15: Bright Angel and Mesa Butte fault systems of northern Arizona
E. M. Shoemaker, R. L. Squires, M. J. Abrams, 1978. "15: Bright Angel and Mesa Butte fault systems of northern Arizona", Cenozoic Tectonics and Regional Geophysics of the Western Cordillera, Robert B. Smith, Gordon P. Eaton
Download citation file:
Regional geologic mapping using pictures from the first Earth Resources Technology Satellite (ERTS-1) has led to the recognition of two parallel northeast-trending systems of normal faults, each of which can be traced more than 100 km. Many eruptive centers appear to be localized along these fault systems or along their extensions. The faults are chiefly observed in Phanerozoic rocks and have minor displacement but are interpreted by us to reflect fault zones of major displacement in the crystalline Precambrian basement.
The Bright Angel fault system extends as a continuous zone of normal faults from Cataract Creek on the southwest to the Echo Cliffs on the northeast. Beyond the Echo Cliffs, the system continues northeastward to the vicinity of Monument Valley as a more diffuse, discontinuous zone of normal faults. The Bright Angel fault, Vishnu fault, and Eminence Break graben are among the larger individual members of the total system. The Navajo mountain intrusive center lies along the discontinuous part of the system. Three major eruptive centers of the Mount Floyd volcanic field lie on the southwestern projection of the Bright Angel fault system. If the eruptive centers are included as part of the recognizable structural system, the Bright Angel system has a total known length of slightly more than 300 km.
The Mesa Butte fault system, as now recognized, extends from Chino Valley on the southwest to Shadow Mountain on the northeast. Bill Williams Mountain, Sitgreaves Peak, and Kendrick Peak are principal silicic to intermediate eruptive centers of the San Francisco volcanic field that appear to be localized along the fault system. Red Mountain, Mesa Butte, and Shadow Mountain are prominent basaltic eruptive centers along the system; monchiquite diatremes at Tuba Butte and Wildcat Peak lie on the northeast projection of the fault system.
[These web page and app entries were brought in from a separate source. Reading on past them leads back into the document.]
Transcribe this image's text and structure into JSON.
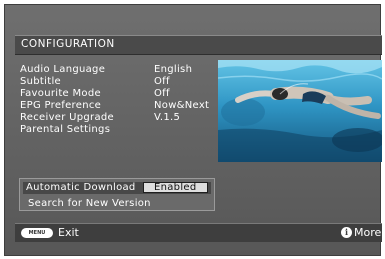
{
  "screen": {
    "title": "CONFIGURATION"
  },
  "settings": [
    {
      "label": "Audio Language",
      "value": "English"
    },
    {
      "label": "Subtitle",
      "value": "Off"
    },
    {
      "label": "Favourite Mode",
      "value": "Off"
    },
    {
      "label": "EPG Preference",
      "value": "Now&Next"
    },
    {
      "label": "Receiver Upgrade",
      "value": "V.1.5"
    },
    {
      "label": "Parental Settings",
      "value": ""
    }
  ],
  "software": {
    "automatic_download_label": "Automatic Download",
    "automatic_download_value": "Enabled",
    "search_label": "Search for New Version"
  },
  "footer": {
    "menu_button_text": "MENU",
    "exit_label": "Exit",
    "info_icon_text": "i",
    "more_label": "More"
  },
  "colors": {
    "panel": "#666666",
    "title_bar": "#4a4a4a",
    "footer": "#3e3e3e",
    "selected_value": "#dedede"
  },
  "preview": {
    "content": "swimmer-underwater-image"
  }
}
The total distance from Chino Valley to Wildcat Peak is more than 200 km.
Comparison of the Bright Angel and Mesa Butte fault systems with a residual aeromagnetic map of Arizona reveals a close correspondence between the positions of the observed relatively minor normal faults and the margins of a series of large northeast-trending magnetic anomalies. Perhaps the most noteworthy feature of the aeromagnetic map is a 400-km-long northeast-trending belt of large positive aeromagnetic anomalies that extends from the vicinity of Congress to the northern border of Arizona. The Mesa Butte fault system lies along the southeast margin of this anomaly belt. Another large positive anomaly, bounded on the southeast by the Bright Angel fault, corresponds in the Grand Canyon to a belt of Precambrian amphibolite and schist. Most of the large positive aeromagnetic anomalies along the Bright Angel and Mesa Butte fault systems may correspond to similar bodies of mafic metavolcanic rocks, which have been offset along two major and perhaps several minor faults of Precambrian age. The normal faults that displace the overlying Phanerozoic rocks have been formed by renewed movement along these ancient fault zones, in response to dilation of the crust from late Tertiary time to the present.
The ancient fault zones inferred to be present along the Bright Angel and Mesa Butte fault systems may be related in origin to the Shylock and Chaparral fault zones in central Arizona described by Anderson (1967). Both the Shylock fault zone and the Chaparral fault have right-lateral transcurrent displacement. As shown by Anderson, the Shylock zone has a probable minimum horizontal displacement of 8 km. A large contrast in the magnetic properties of the rocks on opposite sides of the fault zone, indicated by the aeromagnetic map, suggests that the displacement may be several tens of kilometres or more. Comparably large right-lateral displacements may have occurred along the ancestral Bright Angel and Mesa Butte fault zones.
The location of epicenters of recent earthquakes and reports of earthquakes by residents in the region indicate that the Bright Angel and Mesa Butte fault systems are currently active.